    Im off to play footy/pub/gym at 5 and that will be the last I think about work
    Hope my agent pays me on time

    One of these will be heading to an umbrella company soon...

    Leave a comment:


  • BrilloPad
    replied
    Originally posted by Andy Hallett View Post
    Still agree with you. The market should / will fragment into:

    1) professional contractors, delivering services, taking risks (getting shafted and being paid late) without hiding behind pseudo employment protections.

    2) Permietractors who will go on the books or use umbrellas.

    Also please don’t just blame the agencies, look at the clients for using the tax and employment regime as a subsidy for their workforce.

    I repeat, professional contractors should see 2018/9 as an opportunity.
    Who decides who is a professional contractor and who is an amateur? Maybe when HMRC defines that we can move forward.

    The thing is that HMRC believe EVERYONE is an amateur.

    I saw an article this morning saying that in the budget small print are new rules allowing HMRC to take what money they want when they want it.

    Leave a comment:


  • bobspud
    replied
    Originally posted by Andy Hallett View Post
    Still agree with you. The market should / will fragment into:

    1) professional contractors, delivering services, taking risks (getting shafted and being paid late) without hiding behind pseudo employment protections.

    2) Permietractors who will go on the books or use umbrellas.

    Also please don’t just blame the agencies, look at the clients for using the tax and employment regime as a subsidy for their workforce.

    I repeat, professional contractors should see 2018/9 as an opportunity.
    I absolutely agree with this but we have a bit of a problem.

    The Professional IT guys need a new animal to help them.

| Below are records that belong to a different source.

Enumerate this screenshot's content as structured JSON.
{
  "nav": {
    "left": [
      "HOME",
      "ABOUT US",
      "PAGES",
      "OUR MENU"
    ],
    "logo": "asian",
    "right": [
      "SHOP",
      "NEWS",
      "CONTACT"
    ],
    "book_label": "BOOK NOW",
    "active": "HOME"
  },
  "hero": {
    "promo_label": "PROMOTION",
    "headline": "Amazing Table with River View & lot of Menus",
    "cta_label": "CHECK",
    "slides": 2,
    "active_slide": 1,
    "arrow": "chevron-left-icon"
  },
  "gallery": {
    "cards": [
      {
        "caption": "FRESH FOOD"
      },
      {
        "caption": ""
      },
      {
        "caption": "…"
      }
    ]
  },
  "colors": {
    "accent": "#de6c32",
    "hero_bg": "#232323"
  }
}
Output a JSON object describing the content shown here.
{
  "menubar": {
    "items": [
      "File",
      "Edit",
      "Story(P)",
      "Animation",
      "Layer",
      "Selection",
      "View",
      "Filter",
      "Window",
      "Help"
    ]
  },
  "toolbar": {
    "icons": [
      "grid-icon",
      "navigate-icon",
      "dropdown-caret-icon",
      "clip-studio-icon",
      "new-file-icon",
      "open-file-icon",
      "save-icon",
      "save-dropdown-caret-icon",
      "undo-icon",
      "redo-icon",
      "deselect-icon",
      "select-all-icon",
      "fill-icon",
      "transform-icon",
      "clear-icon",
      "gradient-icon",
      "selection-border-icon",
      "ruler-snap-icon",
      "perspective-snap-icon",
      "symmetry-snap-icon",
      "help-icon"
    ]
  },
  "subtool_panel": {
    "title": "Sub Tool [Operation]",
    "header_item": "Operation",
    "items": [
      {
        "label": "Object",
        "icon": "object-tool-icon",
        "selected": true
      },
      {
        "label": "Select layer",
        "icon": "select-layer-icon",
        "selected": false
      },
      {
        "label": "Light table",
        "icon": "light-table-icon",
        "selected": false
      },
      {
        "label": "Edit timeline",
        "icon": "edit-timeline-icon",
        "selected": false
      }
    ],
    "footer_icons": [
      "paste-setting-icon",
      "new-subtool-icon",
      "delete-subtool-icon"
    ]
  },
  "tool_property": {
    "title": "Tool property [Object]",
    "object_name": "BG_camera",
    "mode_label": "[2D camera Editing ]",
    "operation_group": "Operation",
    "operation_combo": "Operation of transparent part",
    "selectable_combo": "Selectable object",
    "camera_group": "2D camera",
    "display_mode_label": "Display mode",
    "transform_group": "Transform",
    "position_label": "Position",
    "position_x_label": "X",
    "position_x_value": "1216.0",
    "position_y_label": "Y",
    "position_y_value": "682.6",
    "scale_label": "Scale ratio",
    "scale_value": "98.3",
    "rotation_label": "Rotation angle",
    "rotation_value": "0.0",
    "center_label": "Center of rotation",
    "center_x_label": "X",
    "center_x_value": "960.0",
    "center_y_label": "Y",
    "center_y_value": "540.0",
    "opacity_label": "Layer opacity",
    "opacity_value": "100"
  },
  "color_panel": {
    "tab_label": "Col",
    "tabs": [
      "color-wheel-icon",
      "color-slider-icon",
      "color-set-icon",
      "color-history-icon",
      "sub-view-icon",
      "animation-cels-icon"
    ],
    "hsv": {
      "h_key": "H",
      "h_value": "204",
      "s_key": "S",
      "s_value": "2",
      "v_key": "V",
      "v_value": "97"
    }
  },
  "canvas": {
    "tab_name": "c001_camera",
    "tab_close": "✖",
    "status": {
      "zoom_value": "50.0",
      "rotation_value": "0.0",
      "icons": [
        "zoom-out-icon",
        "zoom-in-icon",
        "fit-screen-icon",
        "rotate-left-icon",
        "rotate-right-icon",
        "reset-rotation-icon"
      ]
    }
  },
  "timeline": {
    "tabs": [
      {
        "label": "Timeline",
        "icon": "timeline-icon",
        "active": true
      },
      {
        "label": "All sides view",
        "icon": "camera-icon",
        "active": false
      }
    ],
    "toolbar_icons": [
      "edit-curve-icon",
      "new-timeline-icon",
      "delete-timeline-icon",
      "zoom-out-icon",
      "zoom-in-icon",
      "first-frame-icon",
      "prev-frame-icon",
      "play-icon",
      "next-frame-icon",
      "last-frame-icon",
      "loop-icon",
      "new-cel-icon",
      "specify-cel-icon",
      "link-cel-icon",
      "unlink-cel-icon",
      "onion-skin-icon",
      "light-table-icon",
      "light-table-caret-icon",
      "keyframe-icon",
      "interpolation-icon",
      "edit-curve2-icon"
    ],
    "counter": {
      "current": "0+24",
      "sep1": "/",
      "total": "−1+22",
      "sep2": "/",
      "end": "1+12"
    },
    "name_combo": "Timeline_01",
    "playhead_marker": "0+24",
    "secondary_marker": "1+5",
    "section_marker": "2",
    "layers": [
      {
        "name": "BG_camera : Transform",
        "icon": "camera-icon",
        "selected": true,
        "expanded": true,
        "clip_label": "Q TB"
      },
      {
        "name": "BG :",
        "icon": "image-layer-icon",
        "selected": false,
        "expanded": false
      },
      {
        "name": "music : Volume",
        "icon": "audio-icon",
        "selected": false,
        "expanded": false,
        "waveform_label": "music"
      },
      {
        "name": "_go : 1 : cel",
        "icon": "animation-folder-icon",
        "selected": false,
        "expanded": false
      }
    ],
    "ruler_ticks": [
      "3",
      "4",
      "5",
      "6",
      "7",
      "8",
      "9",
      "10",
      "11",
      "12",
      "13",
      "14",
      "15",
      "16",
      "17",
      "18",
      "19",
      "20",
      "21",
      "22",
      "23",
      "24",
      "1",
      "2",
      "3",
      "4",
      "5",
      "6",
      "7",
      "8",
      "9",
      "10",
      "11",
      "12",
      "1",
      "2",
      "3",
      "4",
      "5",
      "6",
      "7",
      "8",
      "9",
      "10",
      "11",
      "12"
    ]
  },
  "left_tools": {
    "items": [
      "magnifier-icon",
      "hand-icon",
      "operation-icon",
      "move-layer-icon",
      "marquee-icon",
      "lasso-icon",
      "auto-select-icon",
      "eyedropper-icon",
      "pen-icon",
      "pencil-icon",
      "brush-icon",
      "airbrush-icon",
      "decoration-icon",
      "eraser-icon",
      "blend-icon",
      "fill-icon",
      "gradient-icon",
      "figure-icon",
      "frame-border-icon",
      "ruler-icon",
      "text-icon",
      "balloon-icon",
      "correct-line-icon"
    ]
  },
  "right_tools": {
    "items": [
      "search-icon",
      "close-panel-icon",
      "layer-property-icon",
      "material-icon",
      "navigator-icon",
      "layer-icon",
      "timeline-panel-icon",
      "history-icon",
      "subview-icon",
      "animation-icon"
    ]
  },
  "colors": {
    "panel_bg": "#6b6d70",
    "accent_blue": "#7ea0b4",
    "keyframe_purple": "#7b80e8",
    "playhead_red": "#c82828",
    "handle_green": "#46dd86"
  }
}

We can't use traditional agencies any more because they have more or less ruined the contractor's USP by telling the client that they supply staff that are contingent and so 550 a day is a going rate for an X and so on. (and the tax system is subsidising this)

    The actual true rate for someone that is on 550 should really be around £7-900+ this covers full and proper taxation and allows for enough money to save for bench time and pay for expenses. Oh and a profit at the end.

    I think we need a new model that focuses on front end sales as a service with a salesmen that can sell a solution and contractors paying for their sales function as a percentage of the sale and probably more bids work.

    Contractors are going to need to get together as co-operatives to cover the work and much more business thinking will be needed.

    This rolls back to the point you made about fragmentation of the market.

    Leave a comment:


  • Andy Hallett
    replied
    Originally posted by malvolio View Post
    All great fun, but totally wrong.

    We should be emphasising that we are suppliers of knowledge and skills, operating in the exact same way as any other business and engaged on a B2B basis, making all this tulip about "we're not employees" totally unnecessary. Even Andy Hallett agreed with me on that point.

    Sadly it's the agencies that have got us into this position by selling us as temporary workers under their control. That is what needs to be broken.
    Still agree with you. The market should / will fragment into:

    1) professional contractors, delivering services, taking risks (getting shafted and being paid late) without hiding behind pseudo employment protections.

    2) Permietractors who will go on the books or use umbrellas.

    Also please don’t just blame the agencies, look at the clients for using the tax and employment regime as a subsidy for their workforce.

    I repeat, professional contractors should see 2018/9 as an opportunity.

    Leave a comment:


  • TheCyclingProgrammer
    replied
    Originally posted by willendure View Post
    Funny how we're all happy we dodged the IR35 bomb, so came away happy, when in reality we got more dividend tax. I think I see how that one was spun.
    Maybe because the IR35 changes had the potential to make a massive impact on everything we do whereas the change in the tax free dividend band will cost us all £225 in extra tax a year.

    I know which I can live with.

    Leave a comment:

Working...
X